Malka Leifer: Israeli ex-principal jailed for sexually abusing Australian students

Malka Leifer, a former Australian teacher accused of dozens of cases of sexual abuse of girls at a school, arrives for a hearing at the District Court in Jerusalem on February 27, 2018.
Malka Leifer (R) was extradited from Israel to Australia in 2021

An Israeli former principal will spend up to 15 years in jail for sexually assaulting two students at an ultra-Orthodox Jewish school in Australia.

Malka Leifer raped and indecently assaulted sisters Dassi Erlich and Elly Sapper between 2003 and 2007, a jury found in April.

The 56-year-old was found not guilty of abusing a third sister, Nicole Meyer.

Leifer's sentencing ends a 15-year push for the mother-of-eight to face justice.

She had pleaded not guilty to more than two dozen charges and spent years fighting extradition from Israel. But in 2021, an Israeli judge found she had faked mental illness to avoid facing the courts and ordered she be sent to Melbourne.

During a lengthy trial, the jury heard evidence that Leifer had abused the sisters in locked classrooms, on school camps, and at the head teacher's home.

Detailing the 18 charges on Thursday, judge Mark Gamble called her offending "insidious".

Leifer was a revered figure at the Adass Israel School, awed almost like a rabbi, he said. And the sisters were starved of love and in need of protection - emotionally and physically abused at home by their mother and completely uneducated about sex.

"This case is striking for just how vulnerable these victims were, and for the calculating way in which the offender, Mrs Leifer, took callous advantage... for her own perverse sexual gratification," the judge said.
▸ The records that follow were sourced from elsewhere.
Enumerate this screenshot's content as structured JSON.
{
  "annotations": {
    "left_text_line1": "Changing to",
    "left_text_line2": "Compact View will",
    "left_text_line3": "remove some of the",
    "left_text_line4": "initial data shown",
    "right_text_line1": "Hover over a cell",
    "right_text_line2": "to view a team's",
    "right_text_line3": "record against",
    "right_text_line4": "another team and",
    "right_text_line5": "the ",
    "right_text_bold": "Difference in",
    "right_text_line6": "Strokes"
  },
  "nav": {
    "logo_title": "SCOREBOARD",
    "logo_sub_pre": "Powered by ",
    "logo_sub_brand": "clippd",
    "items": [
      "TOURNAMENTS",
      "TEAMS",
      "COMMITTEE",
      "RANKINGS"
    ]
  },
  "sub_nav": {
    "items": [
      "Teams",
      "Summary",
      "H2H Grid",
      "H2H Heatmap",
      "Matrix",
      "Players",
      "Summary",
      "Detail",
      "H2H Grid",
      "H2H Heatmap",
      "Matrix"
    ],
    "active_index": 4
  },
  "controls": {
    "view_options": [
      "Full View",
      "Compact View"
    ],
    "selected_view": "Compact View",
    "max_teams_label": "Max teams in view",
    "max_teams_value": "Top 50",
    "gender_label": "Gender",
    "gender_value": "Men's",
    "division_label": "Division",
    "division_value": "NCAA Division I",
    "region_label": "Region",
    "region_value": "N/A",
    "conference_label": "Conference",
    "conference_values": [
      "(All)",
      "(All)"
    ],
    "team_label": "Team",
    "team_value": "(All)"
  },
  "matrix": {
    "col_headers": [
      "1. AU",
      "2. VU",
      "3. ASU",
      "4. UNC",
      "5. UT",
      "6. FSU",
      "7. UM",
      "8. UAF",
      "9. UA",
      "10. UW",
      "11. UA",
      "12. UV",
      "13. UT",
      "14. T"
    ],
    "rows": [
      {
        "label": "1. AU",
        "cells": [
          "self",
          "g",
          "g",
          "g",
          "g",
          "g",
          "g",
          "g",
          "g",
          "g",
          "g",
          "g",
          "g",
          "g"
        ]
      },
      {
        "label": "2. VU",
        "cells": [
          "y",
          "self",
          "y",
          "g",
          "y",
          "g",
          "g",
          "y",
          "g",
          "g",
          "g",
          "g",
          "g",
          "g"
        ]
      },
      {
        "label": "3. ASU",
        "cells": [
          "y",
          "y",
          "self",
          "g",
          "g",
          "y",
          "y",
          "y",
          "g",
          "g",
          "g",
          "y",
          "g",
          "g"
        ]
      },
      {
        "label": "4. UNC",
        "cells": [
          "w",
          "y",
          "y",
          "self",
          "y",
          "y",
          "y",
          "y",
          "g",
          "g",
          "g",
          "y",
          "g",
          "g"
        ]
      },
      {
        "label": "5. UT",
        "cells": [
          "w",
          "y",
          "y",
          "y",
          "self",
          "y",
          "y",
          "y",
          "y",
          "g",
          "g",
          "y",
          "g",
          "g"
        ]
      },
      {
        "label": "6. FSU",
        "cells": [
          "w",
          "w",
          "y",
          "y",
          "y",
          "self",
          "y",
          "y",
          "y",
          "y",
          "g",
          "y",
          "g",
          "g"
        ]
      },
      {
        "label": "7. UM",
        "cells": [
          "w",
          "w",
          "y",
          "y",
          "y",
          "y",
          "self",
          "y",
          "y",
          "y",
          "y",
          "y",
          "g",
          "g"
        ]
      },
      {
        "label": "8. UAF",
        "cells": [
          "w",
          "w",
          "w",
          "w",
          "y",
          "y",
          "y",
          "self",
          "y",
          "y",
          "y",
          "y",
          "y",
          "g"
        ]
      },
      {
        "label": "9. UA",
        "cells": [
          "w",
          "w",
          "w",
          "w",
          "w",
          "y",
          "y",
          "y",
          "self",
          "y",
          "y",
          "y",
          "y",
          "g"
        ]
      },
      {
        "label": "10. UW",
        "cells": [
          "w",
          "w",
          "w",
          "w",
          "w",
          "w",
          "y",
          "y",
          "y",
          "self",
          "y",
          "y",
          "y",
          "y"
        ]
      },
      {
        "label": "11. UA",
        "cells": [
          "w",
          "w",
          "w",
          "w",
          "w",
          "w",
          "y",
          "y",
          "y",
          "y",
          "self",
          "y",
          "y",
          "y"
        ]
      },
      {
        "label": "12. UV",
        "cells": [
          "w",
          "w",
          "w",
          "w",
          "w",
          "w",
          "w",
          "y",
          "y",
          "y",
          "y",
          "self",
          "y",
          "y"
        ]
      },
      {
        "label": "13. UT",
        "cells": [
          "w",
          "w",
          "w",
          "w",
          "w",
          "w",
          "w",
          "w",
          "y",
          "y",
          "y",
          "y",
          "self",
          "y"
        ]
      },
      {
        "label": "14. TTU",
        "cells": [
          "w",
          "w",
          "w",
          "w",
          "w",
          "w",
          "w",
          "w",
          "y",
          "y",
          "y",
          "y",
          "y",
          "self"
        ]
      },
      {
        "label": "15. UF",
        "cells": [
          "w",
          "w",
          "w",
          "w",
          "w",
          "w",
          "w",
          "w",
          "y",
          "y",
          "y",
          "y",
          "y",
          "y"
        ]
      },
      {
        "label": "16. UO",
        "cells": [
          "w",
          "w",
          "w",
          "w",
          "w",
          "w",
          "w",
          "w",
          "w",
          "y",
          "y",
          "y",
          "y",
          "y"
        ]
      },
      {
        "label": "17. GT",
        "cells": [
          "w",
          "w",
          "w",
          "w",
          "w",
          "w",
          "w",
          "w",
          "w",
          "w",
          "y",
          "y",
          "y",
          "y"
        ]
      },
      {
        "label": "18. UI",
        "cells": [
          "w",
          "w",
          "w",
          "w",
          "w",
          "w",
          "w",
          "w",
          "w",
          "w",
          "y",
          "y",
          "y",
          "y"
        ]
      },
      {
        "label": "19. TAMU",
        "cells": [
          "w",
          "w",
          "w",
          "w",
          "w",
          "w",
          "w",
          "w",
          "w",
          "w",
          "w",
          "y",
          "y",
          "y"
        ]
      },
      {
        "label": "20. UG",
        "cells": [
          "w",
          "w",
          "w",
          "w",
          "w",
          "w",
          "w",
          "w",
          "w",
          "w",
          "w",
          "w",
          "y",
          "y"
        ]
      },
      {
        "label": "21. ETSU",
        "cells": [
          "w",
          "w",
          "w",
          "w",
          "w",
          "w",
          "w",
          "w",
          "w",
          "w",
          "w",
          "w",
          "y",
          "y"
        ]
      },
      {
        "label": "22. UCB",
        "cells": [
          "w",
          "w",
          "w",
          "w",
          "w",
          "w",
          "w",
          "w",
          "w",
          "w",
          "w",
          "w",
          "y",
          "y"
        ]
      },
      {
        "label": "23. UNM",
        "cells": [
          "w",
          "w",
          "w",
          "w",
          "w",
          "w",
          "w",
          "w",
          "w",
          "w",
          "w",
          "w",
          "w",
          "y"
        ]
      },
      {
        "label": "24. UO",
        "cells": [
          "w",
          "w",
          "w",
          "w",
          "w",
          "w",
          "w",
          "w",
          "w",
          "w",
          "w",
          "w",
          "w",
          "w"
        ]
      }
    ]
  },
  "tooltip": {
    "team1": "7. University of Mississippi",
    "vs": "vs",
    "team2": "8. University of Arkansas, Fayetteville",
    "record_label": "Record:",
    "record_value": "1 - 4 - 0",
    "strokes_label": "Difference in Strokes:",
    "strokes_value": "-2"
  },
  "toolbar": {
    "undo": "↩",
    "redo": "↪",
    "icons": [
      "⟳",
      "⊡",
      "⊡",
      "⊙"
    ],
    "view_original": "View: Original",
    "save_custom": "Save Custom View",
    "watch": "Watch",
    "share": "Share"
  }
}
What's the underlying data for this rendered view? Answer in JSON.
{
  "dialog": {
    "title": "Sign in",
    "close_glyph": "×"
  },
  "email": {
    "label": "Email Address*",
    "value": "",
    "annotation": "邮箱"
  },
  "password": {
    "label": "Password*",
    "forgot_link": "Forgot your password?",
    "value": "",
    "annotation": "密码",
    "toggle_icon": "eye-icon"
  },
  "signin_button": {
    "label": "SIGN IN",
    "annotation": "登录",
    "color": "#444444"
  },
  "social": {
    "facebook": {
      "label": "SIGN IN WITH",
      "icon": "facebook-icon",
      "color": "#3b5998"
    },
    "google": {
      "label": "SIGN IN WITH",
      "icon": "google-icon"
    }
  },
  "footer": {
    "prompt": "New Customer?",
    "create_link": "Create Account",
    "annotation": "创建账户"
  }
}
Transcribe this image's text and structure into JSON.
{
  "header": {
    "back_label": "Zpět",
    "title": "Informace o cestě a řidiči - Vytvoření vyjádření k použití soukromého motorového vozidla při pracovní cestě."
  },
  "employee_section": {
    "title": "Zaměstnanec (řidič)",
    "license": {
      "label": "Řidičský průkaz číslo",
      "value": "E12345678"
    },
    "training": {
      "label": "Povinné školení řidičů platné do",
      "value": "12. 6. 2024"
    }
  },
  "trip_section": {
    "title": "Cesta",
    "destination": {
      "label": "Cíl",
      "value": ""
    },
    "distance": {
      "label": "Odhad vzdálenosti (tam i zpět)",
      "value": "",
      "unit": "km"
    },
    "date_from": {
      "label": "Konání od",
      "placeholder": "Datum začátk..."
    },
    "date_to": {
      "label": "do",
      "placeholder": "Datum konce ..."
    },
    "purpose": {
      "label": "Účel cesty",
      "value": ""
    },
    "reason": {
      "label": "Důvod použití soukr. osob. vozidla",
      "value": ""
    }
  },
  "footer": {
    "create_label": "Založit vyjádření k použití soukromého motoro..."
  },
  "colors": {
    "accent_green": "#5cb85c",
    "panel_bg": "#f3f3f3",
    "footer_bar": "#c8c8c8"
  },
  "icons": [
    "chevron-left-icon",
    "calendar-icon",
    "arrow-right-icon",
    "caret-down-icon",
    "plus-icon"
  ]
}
Addressing "powerful" victim impact statements from Ms Sapper and Ms Erlich in which they spoke about lasting feelings of guilt, shame and fear, Judge Gamble stressed they were "completely innocent" of the "predatory behaviour" of Leifer.

"It is she and she alone who should feel guilty and ashamed for what occurred."

Considering the time she has already served in prison, Leifer will be eligible for parole in June 2029.

Speaking alongside her sisters outside court, Ms Erlich said the sentence was the end of a long and traumatic chapter of their lives.

"We are here today because we did not give up," she said.

"And while we know that the onus of fighting for justice should not be up to survivors, this fight was never just for us.

"To any other survivors in this nightmare: you are never alone, we are all behind you."

Now Leifer's trial has concluded, police have reopened an investigation into her attempts to evade justice.

The headteacher fled to Israel in 2008 after accusations were raised against her, reportedly with the help of members of the school board. She was arrested at Australia's request in 2014, but two years later an Israeli court suspended her extradition, ruling her to be mentally unfit for trial.

But undercover private investigators later filmed her shopping and depositing a cheque at a bank, leading Israeli authorities to investigate and re-arrest her in February 2018. A judge there said she had been "impersonating someone with mental illness".